In the data below, find each line containing the string "this" and return it.

[[ Task material open ]]

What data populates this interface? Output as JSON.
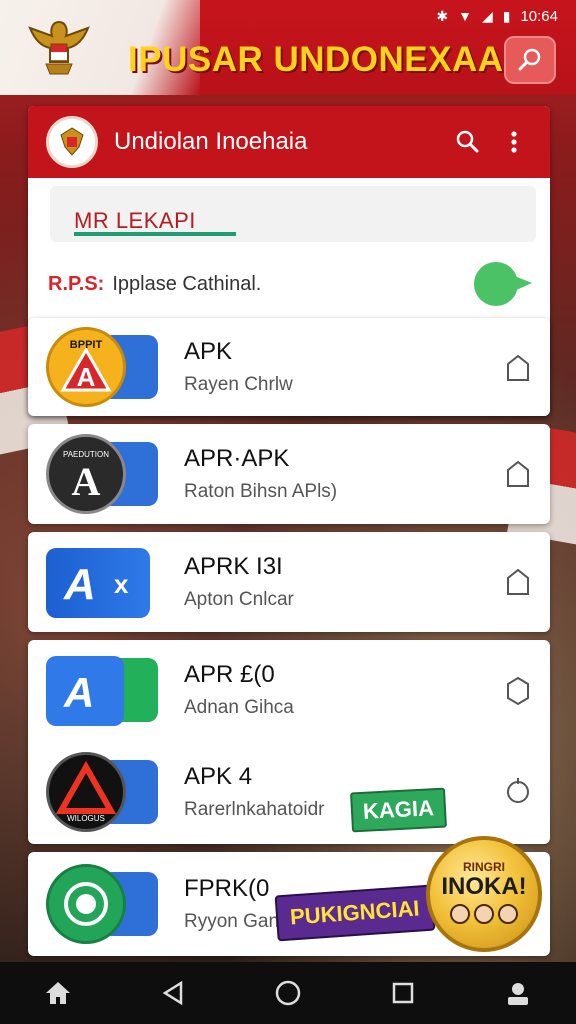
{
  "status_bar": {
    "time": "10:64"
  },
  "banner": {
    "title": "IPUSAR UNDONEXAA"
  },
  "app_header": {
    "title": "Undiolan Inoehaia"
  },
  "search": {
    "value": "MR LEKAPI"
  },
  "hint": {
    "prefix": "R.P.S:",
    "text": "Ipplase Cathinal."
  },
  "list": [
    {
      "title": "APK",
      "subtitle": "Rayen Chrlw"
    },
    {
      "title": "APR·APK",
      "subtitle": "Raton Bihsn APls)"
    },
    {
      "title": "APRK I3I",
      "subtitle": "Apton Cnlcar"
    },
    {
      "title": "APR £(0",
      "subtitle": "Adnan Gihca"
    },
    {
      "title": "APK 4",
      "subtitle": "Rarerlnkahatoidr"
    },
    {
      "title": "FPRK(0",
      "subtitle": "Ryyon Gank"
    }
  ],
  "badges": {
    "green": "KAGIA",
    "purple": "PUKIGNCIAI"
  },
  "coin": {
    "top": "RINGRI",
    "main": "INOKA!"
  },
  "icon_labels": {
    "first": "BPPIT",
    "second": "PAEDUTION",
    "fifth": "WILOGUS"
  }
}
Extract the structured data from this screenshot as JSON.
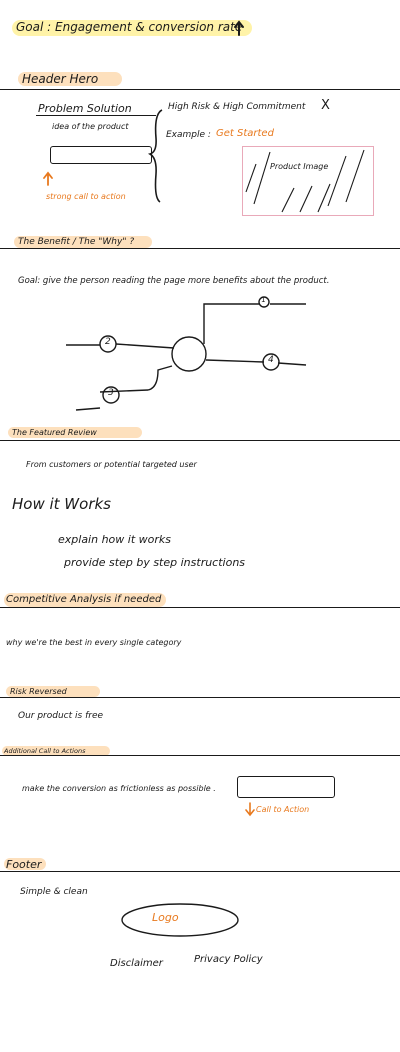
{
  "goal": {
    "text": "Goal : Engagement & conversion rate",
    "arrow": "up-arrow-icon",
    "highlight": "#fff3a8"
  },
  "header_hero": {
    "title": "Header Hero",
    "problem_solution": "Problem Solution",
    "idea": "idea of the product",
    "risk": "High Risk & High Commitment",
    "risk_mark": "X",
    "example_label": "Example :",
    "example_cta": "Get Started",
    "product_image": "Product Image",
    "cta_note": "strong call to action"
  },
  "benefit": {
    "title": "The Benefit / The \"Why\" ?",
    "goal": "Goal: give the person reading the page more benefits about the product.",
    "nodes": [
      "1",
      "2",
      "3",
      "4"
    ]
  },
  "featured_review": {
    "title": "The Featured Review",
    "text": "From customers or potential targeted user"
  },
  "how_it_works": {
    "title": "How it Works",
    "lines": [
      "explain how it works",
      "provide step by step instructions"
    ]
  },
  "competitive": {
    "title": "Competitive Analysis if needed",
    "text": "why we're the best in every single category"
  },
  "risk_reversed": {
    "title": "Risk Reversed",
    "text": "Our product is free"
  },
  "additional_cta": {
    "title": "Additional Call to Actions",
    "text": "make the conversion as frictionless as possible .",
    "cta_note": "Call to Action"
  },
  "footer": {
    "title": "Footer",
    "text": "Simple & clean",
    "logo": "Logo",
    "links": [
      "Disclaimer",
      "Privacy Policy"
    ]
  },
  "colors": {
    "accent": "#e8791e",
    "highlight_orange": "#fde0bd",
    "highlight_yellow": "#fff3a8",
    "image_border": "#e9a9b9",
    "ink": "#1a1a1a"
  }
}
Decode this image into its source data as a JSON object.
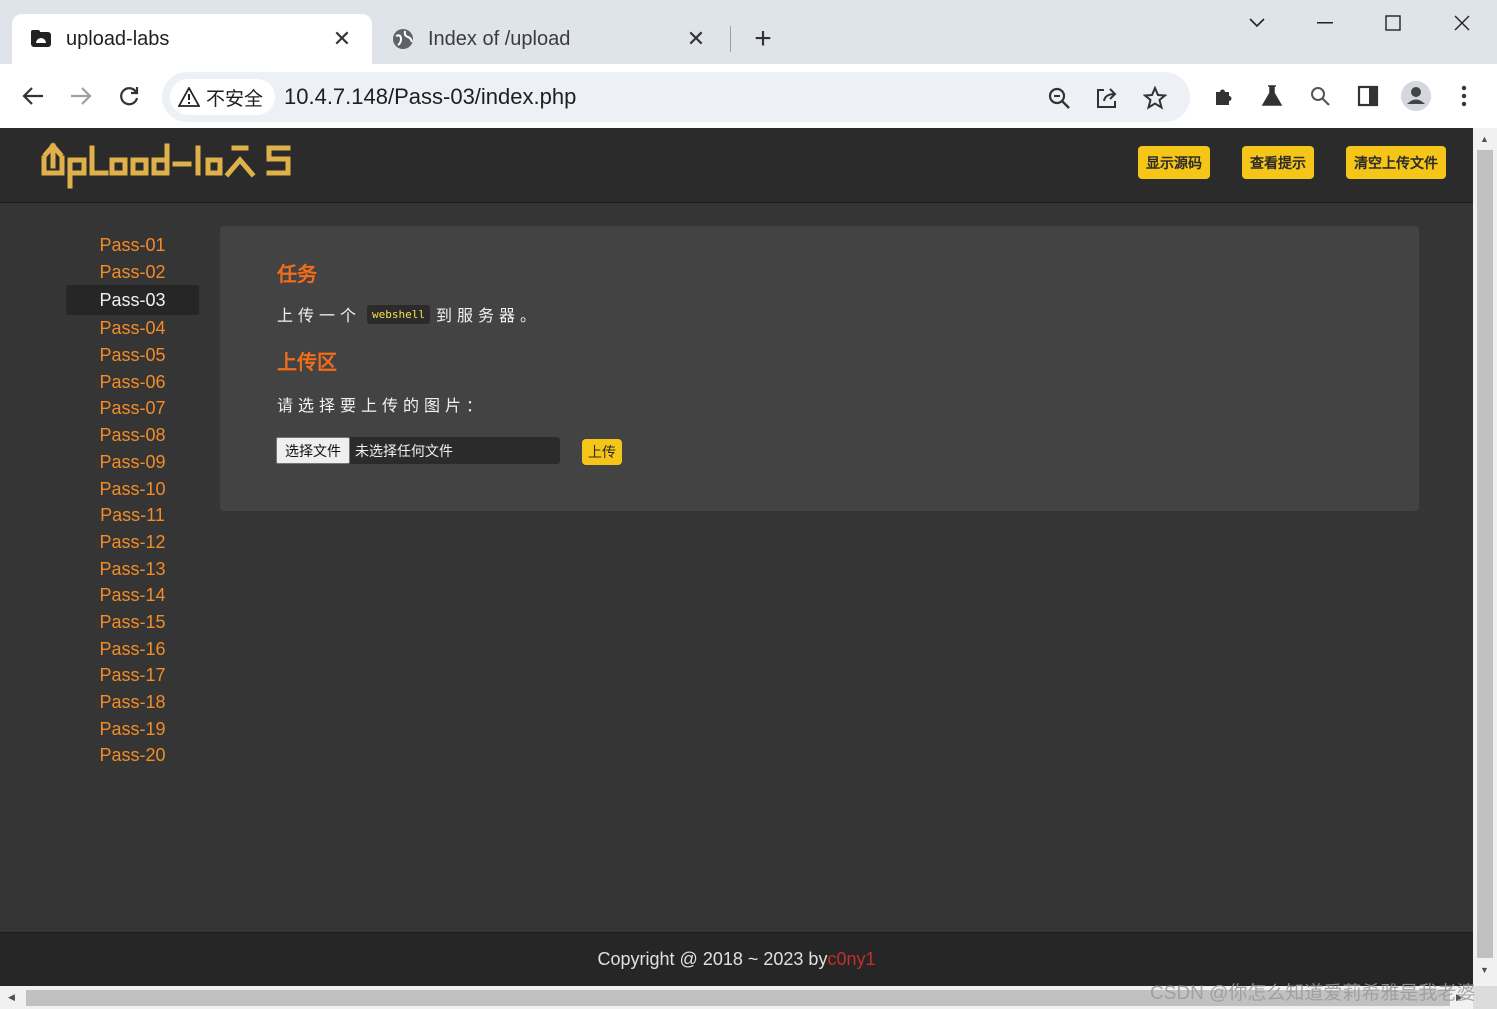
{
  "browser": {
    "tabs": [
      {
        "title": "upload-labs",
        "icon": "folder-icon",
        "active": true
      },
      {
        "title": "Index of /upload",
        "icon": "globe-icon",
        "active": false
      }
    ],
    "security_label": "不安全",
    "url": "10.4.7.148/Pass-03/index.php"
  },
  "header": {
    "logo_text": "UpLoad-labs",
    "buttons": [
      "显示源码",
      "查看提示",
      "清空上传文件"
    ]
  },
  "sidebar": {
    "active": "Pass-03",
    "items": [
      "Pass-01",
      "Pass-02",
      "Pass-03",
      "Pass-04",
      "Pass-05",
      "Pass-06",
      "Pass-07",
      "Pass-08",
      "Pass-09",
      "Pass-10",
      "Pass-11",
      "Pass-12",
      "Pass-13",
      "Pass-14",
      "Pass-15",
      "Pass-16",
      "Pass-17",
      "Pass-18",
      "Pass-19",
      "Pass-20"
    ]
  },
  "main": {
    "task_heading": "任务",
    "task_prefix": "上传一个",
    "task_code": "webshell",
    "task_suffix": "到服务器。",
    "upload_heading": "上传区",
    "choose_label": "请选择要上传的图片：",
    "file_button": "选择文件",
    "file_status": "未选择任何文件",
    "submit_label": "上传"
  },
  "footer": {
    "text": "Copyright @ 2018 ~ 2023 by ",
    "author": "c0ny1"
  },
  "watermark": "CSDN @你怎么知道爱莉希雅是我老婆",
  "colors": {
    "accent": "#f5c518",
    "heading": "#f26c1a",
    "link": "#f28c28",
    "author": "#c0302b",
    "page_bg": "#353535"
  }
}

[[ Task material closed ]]

## Answer space
What data populates this interface? Output as JSON.
Extract the structured data from this screenshot as JSON.
Decode this image into its source data as a JSON object.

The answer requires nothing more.